Mononuclear cells were harvested either from whole blood using Histopaque solution (Sigma-Aldrich, St Louis, MO) or from colonic pinch biopsies using a Percoll (GE Healthcare) gradient. Mononuclear cells were washed with 1×PBS and resuspended in sterile RPMI containing 10% fetal bovine serum (Gemini, West Sacramento, CA), 1 μm sodium pyruvate (Gibco, Carlsbad, CA), 1×HEPES buffer (Cellgro, Manassas, VA), 1×nonessential amino acids (Gibco), and penicillin/streptomycin/glutamine− (Invitrogen) at a concentration of 2.5×105–2.5×106 cells ml−1. In a 96-well U-bottom tissue culture plate, 10 ng ml−1 recombinant human (rh)IL-2 (R&D Sytems, Minneapolis, MN), 10 ng ml−1 rhIL-6 (eBioscience), 10 ng ml−1 rhIL-1b (eBioscience), 10 ng ml−1 rhIL-23 (R&D Sytems), and anti-CD3/anti-CD28 activation beads (Miltenyi Biotec, Bergisch Gladbach, Germany) at a ratio of one bead per cell were added to each well. A decreasing concentration of rhTGF-β (R&D Sytems) was added to a series of five wells: 1, 0.1, 0.01, 0.001, and 0 ng ml−1, and 10 μg ml−1 anti-TGF-β antibody (R&D Systems) was added to a sixth well. After 3 days, the cells were split and 10 ng ml−1 rhIL-2 (R&D Sytems) was added to each well. On day 6, the cells were harvested, washed in 1×PBS, and then stimulated for 4 h in PMA/Ionomycin for FACS analysis.
Unsupervised hierarchical clustering was performed using Cluster (Eisenlab, Berkeley, CA) on the 232 boolean gates generated from all two, three, four, and five possible combinations of IFNγ, TNFα, IL-17A, IL-22, and IL-4. Each row represents a different boolean gate combination, and each column represents a different biopsy sample. Yellow represents a greater expression than the mean of a particular boolean gate. Blue represents a lower expression than the mean, and black represents median expression.
RNA was isolated from intestinal pinch biopsies using the RNeasy Mini Kit (Qiagen, Venlo, The Netherlands) according to the manufacturer’s instructions.

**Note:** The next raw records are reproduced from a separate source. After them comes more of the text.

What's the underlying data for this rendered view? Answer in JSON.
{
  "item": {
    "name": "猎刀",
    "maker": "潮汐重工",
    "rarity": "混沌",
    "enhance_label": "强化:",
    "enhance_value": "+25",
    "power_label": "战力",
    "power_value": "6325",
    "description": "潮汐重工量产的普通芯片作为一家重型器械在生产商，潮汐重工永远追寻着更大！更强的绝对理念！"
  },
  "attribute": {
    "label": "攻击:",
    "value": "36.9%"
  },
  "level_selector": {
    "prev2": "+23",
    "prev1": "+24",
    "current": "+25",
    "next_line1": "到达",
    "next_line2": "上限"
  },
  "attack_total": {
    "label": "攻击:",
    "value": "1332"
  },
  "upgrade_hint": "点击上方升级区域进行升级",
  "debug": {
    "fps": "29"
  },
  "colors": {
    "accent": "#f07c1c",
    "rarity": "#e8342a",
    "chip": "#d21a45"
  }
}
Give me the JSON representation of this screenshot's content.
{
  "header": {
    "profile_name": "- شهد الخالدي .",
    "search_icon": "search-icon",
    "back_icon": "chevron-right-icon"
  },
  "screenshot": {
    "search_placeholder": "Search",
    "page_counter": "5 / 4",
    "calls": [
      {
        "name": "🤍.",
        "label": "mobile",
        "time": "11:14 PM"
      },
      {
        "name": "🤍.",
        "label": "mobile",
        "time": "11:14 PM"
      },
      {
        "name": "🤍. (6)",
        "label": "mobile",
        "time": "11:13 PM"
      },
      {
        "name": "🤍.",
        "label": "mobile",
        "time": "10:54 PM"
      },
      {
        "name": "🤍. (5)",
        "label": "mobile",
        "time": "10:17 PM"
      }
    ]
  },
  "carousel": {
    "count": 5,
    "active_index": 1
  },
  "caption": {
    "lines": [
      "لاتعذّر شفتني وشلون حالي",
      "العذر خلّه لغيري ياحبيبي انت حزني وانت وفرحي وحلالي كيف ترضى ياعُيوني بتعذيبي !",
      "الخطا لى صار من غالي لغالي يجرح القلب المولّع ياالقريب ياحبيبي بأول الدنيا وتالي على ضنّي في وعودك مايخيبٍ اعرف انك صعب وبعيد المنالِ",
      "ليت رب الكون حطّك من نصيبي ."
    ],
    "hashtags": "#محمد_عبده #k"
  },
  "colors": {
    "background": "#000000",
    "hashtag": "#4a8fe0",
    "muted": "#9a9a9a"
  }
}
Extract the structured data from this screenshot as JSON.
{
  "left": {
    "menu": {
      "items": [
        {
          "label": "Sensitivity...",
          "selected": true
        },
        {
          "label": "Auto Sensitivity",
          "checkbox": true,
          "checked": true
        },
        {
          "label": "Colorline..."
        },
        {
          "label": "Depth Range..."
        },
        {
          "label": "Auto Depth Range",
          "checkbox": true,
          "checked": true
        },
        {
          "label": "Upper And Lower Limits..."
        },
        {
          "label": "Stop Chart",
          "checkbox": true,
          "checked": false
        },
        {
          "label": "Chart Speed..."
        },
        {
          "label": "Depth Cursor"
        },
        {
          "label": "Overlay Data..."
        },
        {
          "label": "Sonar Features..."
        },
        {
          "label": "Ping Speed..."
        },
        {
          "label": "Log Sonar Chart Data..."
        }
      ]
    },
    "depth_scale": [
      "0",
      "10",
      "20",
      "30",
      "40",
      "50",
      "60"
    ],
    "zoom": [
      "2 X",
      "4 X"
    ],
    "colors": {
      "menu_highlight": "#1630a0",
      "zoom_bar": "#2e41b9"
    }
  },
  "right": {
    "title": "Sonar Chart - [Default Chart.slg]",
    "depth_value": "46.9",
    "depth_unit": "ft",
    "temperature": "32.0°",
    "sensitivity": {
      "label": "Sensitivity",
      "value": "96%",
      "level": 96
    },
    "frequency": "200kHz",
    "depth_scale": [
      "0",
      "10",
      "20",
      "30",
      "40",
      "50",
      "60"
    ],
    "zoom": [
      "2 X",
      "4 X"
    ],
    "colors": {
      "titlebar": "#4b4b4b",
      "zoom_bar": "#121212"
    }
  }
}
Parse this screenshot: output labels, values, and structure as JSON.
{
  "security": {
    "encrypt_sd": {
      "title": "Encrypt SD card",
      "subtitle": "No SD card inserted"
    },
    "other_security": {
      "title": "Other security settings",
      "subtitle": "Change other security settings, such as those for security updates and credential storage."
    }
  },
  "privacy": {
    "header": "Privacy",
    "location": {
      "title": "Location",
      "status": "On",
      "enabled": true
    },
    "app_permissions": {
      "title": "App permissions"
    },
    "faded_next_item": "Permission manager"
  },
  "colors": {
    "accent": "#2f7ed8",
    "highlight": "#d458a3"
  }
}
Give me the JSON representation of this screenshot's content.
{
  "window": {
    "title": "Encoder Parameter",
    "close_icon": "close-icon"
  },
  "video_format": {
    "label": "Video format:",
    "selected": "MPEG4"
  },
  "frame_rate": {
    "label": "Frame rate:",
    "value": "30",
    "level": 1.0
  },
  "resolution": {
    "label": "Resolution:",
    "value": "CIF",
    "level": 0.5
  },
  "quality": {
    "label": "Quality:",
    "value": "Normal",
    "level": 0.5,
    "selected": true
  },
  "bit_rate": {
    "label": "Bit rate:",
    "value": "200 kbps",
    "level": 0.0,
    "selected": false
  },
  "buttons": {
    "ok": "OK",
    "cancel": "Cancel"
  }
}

In all, 100 ng to 1 μg of RNA from each sample was reverse-transcribed to synthesize cDNA using Superscript III (Invitrogen). The resulting cDNA was used for quantitative real-time PCR using Taqman probes for TGF-β, c-Maf, IL13RA2, MMP7, CHI3L1, FoxP3, IL-17A, IL-6, IL-23, and IL-1b. All cycle threshold values were normalized to GAPDH (glyceraldehyde 3-phosphate dehydrogenase) values and log transformed.
Statistical analysis was performed using Prism 5.0 (GraphPad Software, La Jolla, CA). The unpaired t-test was used to assess statistical significance for all the samples.
PL is supported by grants from the National Institutes of Health (AI093811 and AI094166), the Broad Medical Research Program, and the Kevin & Marsha Keating Foundation.
SUPPLEMENTARY MATERIAL is linked to the online version of the paper at http://www.nature.com/mi
DISCLOSURE The authors declared no conflict of interest.